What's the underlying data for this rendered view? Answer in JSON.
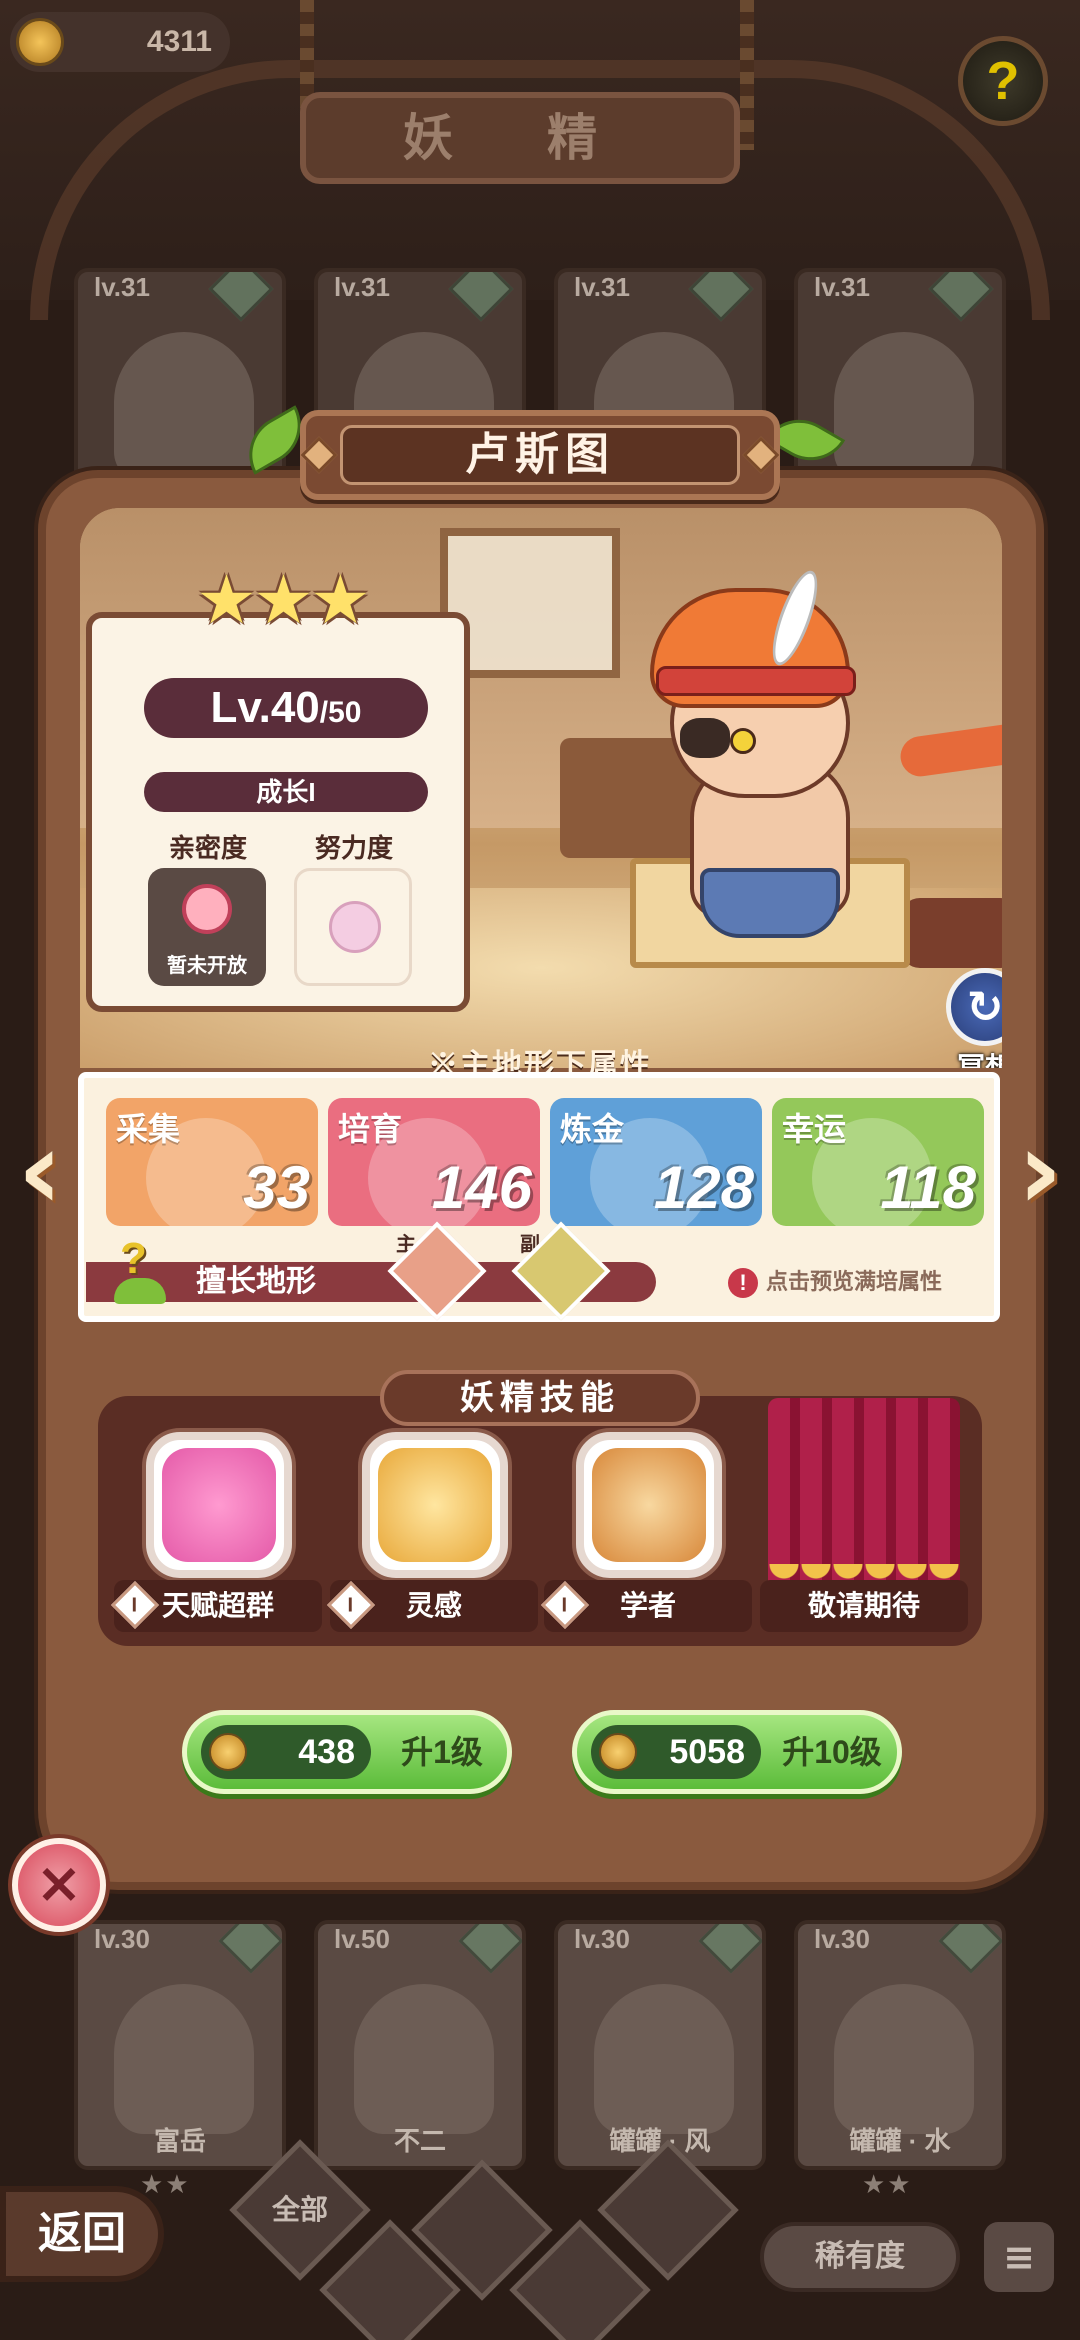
{
  "header": {
    "coins": "4311",
    "title": "妖 精",
    "help_icon": "question-sprout-icon"
  },
  "background_cards_top": [
    {
      "level": "lv.31"
    },
    {
      "level": "lv.31"
    },
    {
      "level": "lv.31"
    },
    {
      "level": "lv.31"
    }
  ],
  "background_cards_bottom": [
    {
      "level": "lv.30",
      "name": "富岳"
    },
    {
      "level": "lv.50",
      "name": "不二"
    },
    {
      "level": "lv.30",
      "name": "罐罐 · 风"
    },
    {
      "level": "lv.30",
      "name": "罐罐 · 水"
    }
  ],
  "fairy": {
    "name": "卢斯图",
    "stars": 3,
    "level_current": "Lv.40",
    "level_max": "/50",
    "growth_stage": "成长I",
    "intimacy_label": "亲密度",
    "intimacy_status": "暂未开放",
    "effort_label": "努力度",
    "meditate_label": "冥想"
  },
  "attributes": {
    "caption": "※主地形下属性",
    "items": [
      {
        "label": "采集",
        "value": "33",
        "color": "#f2a468"
      },
      {
        "label": "培育",
        "value": "146",
        "color": "#ea6e80"
      },
      {
        "label": "炼金",
        "value": "128",
        "color": "#5fa0d8"
      },
      {
        "label": "幸运",
        "value": "118",
        "color": "#94c85a"
      }
    ],
    "terrain_label": "擅长地形",
    "terrain_primary_tag": "主",
    "terrain_secondary_tag": "副",
    "preview_hint": "点击预览满培属性"
  },
  "skills": {
    "title": "妖精技能",
    "items": [
      {
        "level": "I",
        "name": "天赋超群"
      },
      {
        "level": "I",
        "name": "灵感"
      },
      {
        "level": "I",
        "name": "学者"
      },
      {
        "level": "",
        "name": "敬请期待"
      }
    ]
  },
  "upgrade": [
    {
      "cost": "438",
      "label": "升1级"
    },
    {
      "cost": "5058",
      "label": "升10级"
    }
  ],
  "bottom_nav": {
    "back_label": "返回",
    "filter_all": "全部",
    "rarity_label": "稀有度"
  },
  "colors": {
    "accent": "#8a5a3e",
    "upgrade_green": "#5cbc3a",
    "close_red": "#d8485a"
  }
}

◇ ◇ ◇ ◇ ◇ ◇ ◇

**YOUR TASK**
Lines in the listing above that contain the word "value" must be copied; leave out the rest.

**RESULT OF THIS EXERCISE**
        "value": "33",
        "value": "146",
        "value": "128",
        "value": "118",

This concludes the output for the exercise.